* Problem to work on
Scan the entries below for the word "print" and copy every line in which it occurs.
***** Data to process
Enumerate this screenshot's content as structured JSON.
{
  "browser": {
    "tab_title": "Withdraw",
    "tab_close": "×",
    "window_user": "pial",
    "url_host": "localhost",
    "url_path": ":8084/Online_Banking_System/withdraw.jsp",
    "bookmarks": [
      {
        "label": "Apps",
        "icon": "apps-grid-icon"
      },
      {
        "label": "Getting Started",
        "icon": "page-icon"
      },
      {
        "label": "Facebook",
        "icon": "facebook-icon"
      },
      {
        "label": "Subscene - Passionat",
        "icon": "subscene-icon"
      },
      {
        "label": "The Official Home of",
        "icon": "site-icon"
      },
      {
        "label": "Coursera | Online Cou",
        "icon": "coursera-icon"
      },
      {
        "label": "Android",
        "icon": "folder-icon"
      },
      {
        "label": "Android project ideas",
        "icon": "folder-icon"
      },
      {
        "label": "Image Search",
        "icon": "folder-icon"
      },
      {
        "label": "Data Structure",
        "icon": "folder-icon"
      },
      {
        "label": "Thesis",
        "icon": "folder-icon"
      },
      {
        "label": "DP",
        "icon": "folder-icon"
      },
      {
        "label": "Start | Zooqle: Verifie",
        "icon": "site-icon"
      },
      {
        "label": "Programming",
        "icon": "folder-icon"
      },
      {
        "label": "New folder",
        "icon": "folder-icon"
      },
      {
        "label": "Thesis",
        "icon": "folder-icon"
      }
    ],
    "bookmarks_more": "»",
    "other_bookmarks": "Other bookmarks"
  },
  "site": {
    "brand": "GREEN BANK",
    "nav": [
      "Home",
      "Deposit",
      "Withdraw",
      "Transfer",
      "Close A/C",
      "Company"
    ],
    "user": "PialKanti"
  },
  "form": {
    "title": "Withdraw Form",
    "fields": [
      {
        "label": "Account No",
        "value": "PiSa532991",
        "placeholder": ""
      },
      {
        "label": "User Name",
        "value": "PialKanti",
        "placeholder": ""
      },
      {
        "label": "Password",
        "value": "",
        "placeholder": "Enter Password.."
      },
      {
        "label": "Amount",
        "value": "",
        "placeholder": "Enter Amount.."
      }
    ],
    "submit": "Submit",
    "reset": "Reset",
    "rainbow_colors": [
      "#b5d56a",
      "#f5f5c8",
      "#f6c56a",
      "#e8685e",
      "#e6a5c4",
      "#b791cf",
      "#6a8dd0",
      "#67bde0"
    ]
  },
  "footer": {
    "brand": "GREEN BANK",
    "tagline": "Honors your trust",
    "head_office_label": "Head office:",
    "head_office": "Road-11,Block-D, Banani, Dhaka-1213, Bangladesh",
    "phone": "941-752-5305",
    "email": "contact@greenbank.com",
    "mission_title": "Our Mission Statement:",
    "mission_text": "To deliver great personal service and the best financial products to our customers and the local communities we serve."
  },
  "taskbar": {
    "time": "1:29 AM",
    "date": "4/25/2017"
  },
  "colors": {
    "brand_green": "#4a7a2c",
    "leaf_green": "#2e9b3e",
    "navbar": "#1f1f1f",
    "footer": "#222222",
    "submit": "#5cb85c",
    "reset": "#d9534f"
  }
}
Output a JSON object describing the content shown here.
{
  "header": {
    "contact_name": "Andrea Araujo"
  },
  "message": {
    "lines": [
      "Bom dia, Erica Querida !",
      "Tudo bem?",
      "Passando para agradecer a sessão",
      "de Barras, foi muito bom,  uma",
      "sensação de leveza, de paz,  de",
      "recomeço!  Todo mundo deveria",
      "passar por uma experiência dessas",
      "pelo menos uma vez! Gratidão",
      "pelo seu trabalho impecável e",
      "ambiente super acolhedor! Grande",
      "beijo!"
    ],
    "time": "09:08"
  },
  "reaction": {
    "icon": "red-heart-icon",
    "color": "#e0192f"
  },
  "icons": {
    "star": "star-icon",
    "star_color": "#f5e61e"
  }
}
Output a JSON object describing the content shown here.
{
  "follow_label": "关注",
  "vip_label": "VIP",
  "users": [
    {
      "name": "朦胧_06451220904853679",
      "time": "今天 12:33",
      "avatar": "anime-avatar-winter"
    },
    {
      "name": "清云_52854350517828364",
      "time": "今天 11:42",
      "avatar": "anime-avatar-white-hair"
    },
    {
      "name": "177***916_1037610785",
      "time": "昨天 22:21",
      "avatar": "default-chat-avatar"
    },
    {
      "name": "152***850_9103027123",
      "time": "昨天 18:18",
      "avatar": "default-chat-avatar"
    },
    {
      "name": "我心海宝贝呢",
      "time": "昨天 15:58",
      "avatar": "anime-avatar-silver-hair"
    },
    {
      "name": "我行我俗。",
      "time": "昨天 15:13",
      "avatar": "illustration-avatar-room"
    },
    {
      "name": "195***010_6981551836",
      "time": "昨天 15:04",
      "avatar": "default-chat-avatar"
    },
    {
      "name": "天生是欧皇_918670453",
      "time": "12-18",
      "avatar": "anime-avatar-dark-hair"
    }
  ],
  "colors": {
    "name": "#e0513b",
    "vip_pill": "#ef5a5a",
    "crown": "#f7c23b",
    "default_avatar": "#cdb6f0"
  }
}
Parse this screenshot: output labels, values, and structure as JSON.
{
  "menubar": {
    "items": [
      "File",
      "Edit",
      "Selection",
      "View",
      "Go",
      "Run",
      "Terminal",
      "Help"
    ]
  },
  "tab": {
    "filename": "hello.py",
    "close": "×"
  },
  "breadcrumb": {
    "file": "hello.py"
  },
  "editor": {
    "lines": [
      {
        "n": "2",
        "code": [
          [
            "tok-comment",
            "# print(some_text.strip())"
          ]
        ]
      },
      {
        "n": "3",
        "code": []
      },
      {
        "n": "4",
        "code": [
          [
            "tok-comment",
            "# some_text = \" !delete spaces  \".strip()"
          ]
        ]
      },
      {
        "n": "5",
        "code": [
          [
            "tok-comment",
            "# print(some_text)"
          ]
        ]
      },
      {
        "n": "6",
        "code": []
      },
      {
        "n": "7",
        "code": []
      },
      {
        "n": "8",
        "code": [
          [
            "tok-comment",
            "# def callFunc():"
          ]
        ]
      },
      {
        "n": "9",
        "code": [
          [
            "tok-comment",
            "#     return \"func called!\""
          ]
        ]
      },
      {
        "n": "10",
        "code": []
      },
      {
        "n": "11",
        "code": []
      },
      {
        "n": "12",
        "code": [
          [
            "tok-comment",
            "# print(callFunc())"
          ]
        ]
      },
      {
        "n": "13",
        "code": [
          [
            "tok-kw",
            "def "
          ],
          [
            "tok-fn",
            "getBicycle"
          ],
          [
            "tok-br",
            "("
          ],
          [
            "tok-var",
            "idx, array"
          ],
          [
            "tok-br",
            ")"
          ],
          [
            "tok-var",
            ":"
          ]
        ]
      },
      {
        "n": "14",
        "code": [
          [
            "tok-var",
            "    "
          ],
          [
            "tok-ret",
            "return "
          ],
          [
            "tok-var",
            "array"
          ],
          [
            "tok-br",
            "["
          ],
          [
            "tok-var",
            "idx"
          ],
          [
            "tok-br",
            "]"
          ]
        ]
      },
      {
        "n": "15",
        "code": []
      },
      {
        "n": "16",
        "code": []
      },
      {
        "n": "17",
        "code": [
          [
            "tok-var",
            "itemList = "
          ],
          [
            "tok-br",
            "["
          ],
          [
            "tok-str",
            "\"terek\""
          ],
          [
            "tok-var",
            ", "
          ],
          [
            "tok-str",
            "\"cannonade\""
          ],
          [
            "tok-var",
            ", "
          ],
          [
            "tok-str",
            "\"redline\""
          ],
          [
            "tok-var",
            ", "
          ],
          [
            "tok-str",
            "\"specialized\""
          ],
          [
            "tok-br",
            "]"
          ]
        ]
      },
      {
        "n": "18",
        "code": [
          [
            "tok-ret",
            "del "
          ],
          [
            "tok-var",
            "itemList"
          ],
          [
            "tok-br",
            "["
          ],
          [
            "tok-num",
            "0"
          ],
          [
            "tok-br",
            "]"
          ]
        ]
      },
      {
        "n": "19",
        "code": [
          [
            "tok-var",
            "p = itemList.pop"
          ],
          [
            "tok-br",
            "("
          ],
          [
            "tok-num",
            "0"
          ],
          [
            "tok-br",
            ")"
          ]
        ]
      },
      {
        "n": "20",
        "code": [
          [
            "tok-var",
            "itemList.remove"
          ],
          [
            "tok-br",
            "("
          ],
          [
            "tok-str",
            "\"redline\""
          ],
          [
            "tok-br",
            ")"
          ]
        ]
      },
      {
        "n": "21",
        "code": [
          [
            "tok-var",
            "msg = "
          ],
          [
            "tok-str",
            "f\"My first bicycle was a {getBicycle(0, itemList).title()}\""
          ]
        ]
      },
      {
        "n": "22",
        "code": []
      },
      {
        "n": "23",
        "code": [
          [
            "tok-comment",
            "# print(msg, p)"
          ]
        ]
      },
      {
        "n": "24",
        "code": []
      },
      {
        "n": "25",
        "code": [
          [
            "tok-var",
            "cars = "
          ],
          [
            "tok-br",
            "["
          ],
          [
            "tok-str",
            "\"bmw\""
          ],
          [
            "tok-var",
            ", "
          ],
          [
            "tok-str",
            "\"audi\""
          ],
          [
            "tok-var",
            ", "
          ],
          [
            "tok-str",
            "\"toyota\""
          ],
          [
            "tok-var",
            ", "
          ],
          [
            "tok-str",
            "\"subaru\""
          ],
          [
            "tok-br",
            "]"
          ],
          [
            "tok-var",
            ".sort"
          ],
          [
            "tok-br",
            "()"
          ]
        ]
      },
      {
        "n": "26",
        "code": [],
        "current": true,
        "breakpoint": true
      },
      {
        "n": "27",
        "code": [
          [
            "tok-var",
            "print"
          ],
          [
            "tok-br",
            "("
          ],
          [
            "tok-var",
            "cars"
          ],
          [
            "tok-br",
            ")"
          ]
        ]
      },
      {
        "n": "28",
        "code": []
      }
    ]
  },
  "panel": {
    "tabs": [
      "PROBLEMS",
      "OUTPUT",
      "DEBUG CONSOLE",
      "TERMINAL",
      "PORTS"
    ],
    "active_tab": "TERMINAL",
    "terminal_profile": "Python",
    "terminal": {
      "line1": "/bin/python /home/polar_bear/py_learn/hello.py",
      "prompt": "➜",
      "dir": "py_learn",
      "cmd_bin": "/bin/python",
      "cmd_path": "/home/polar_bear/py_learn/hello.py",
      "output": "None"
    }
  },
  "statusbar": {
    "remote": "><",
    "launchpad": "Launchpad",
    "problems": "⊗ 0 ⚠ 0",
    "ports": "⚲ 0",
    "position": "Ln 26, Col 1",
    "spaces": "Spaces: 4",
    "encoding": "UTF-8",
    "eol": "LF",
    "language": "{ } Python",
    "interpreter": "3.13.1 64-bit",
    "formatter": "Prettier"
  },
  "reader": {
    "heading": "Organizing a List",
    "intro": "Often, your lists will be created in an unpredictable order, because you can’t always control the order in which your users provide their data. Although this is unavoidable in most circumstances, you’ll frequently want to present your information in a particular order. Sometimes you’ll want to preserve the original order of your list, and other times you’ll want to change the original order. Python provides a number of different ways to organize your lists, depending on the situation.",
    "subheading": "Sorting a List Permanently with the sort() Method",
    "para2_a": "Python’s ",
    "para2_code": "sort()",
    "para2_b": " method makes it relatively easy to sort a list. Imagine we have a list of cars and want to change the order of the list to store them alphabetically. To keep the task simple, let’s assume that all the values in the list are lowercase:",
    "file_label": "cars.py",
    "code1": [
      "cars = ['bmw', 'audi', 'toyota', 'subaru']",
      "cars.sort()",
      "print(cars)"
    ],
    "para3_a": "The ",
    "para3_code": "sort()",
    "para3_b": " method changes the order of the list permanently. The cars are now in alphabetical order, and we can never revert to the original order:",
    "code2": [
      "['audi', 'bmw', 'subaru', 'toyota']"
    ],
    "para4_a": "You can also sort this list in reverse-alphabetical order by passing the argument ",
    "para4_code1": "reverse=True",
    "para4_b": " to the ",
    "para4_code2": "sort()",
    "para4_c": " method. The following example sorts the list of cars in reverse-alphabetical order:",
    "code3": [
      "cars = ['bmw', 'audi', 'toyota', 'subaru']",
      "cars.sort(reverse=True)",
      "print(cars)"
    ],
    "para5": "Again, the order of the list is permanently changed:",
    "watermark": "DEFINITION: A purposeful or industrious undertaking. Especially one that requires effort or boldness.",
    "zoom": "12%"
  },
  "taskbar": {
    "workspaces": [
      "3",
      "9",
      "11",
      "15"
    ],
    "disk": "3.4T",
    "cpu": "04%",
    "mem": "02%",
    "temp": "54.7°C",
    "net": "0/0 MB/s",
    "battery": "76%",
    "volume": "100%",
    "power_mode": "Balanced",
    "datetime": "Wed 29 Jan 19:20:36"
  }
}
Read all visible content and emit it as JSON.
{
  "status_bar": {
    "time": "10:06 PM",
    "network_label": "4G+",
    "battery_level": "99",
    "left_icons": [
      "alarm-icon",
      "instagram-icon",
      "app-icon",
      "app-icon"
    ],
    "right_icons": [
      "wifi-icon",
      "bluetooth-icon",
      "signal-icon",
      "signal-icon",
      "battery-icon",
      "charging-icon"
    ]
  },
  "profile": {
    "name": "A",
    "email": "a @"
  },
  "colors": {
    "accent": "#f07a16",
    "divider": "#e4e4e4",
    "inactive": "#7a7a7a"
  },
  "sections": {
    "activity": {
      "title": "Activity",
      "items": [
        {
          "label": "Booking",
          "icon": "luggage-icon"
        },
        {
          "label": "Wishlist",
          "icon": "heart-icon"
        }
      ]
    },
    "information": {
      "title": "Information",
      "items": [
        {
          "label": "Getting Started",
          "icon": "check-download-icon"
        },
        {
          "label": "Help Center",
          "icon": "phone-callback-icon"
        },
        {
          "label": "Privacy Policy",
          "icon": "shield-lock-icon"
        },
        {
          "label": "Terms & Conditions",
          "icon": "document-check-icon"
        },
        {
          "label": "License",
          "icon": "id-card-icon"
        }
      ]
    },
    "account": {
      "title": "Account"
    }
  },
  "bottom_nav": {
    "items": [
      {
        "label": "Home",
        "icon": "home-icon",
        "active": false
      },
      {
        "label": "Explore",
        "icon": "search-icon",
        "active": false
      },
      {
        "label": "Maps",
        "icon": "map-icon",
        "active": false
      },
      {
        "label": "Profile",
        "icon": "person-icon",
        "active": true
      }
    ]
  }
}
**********
* Response to this exercise
            "# print(some_text.strip())"
            "# print(some_text)"
            "# print(callFunc())"
            "# print(msg, p)"
            "print"
      "print(cars)"
      "print(cars)"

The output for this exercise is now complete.